Chiaroscuro / kē-ärō'-skŏŏr'ō,
Hodgetts + Fung’s exhibition Chiarascuro is an experiment in light and surface, designed to explore the optical effects of pattern, luminance, and the “Ganz” effect. The exhibition was part of a series of experimental installations sponsored by Southern California Institute of Architecture.
The exhibit’s dematerializing process evoked experimentation with negative space and in-between space, inevitably concluding in a reversal of the traditional relationship between figure and field in a screen. The experimentation with visual perception dates back to the exhibit’s namesake Chiaroscuro, a Renaissance technique of using light and shade in pictorial representation.

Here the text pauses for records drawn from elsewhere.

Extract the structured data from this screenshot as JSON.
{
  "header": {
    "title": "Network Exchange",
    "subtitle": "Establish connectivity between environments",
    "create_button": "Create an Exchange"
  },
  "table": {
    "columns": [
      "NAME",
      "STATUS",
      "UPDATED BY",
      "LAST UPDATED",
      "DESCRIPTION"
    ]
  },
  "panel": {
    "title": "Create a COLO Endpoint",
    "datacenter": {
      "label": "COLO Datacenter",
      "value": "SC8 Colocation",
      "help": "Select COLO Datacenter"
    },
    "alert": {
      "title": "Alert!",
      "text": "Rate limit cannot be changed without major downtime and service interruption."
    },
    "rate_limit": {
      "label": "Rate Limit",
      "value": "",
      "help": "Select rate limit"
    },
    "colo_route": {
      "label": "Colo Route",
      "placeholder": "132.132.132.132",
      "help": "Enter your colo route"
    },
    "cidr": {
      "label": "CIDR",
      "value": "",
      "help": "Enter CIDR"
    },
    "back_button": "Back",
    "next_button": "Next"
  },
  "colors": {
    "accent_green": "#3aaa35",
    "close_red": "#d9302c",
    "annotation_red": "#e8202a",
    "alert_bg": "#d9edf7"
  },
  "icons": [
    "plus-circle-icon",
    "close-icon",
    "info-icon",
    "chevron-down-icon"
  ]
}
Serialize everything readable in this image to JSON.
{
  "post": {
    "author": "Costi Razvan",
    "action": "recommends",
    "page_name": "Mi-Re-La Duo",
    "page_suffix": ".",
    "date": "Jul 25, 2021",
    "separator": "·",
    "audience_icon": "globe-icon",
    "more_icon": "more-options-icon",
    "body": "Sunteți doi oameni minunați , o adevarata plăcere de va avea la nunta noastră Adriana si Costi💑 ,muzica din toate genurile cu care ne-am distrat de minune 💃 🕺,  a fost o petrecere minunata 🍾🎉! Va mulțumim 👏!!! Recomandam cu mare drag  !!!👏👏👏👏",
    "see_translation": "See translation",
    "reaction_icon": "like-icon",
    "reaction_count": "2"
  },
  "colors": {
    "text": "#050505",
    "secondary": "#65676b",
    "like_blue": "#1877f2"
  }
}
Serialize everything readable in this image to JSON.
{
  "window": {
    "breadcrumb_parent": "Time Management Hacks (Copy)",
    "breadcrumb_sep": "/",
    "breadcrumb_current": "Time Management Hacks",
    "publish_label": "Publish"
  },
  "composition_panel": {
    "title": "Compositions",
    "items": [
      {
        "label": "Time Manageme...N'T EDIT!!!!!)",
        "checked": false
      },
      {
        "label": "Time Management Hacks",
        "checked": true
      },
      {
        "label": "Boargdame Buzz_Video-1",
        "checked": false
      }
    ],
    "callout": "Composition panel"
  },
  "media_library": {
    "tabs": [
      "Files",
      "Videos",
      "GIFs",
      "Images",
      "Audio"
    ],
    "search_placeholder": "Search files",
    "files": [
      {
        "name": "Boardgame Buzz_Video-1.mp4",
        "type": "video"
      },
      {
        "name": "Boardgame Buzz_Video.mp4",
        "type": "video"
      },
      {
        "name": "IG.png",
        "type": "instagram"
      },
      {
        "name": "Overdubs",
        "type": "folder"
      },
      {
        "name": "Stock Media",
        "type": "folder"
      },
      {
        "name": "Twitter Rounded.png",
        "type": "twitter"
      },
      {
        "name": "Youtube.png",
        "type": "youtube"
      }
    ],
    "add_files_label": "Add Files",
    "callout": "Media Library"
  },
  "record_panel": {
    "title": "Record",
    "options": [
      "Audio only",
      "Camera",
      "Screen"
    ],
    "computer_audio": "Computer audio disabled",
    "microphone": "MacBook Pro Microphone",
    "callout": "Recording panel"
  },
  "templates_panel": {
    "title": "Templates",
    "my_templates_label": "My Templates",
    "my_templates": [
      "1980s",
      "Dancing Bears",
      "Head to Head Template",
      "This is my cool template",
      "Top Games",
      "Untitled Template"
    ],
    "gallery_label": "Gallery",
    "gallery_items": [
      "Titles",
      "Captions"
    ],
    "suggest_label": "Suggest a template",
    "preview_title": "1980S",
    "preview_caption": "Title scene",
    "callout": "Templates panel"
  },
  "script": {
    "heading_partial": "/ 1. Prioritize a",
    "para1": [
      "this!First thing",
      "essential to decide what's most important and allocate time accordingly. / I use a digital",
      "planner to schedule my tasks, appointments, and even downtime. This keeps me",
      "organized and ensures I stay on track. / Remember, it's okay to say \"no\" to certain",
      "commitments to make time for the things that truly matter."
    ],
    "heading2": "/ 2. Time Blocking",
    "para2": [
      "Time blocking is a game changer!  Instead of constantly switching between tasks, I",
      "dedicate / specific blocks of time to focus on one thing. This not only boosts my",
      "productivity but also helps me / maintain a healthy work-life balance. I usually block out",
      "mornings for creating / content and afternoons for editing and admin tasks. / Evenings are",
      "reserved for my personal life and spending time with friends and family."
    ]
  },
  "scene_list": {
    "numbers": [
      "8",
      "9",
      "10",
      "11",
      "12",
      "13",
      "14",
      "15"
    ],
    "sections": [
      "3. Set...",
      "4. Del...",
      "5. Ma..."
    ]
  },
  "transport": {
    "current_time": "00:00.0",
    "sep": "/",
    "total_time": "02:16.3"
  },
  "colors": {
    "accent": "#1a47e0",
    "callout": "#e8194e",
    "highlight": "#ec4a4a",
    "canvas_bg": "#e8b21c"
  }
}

A composition derived from a digitally processed photograph of the halftone dots that made up a small area of Nina Simone’s face were blown-up to a scale so large that the original image is unrecognizable and provided the basis for an array of more than two hundred LED's which were positioned behind extremely thin silhouettes representing the image itself.
“The installation at SCI-Arc conveyed the effects and physical impact that often the virtual wanderings of the computer screens are lacking: parametric design and pixelated logics become tangible, acquire weight, smell, texture, temperature and a necessary friction with reality.” - Fabrizio Gallanti
A grid of aluminum foil adhesive tape applied to the existing wall surface and energized with an off-the-shelf battery charger distributed power to each LED module. C&C milled aluminum saddles bonded to each baffle with 3-M tape were installed using conventional “Molly” type fittings.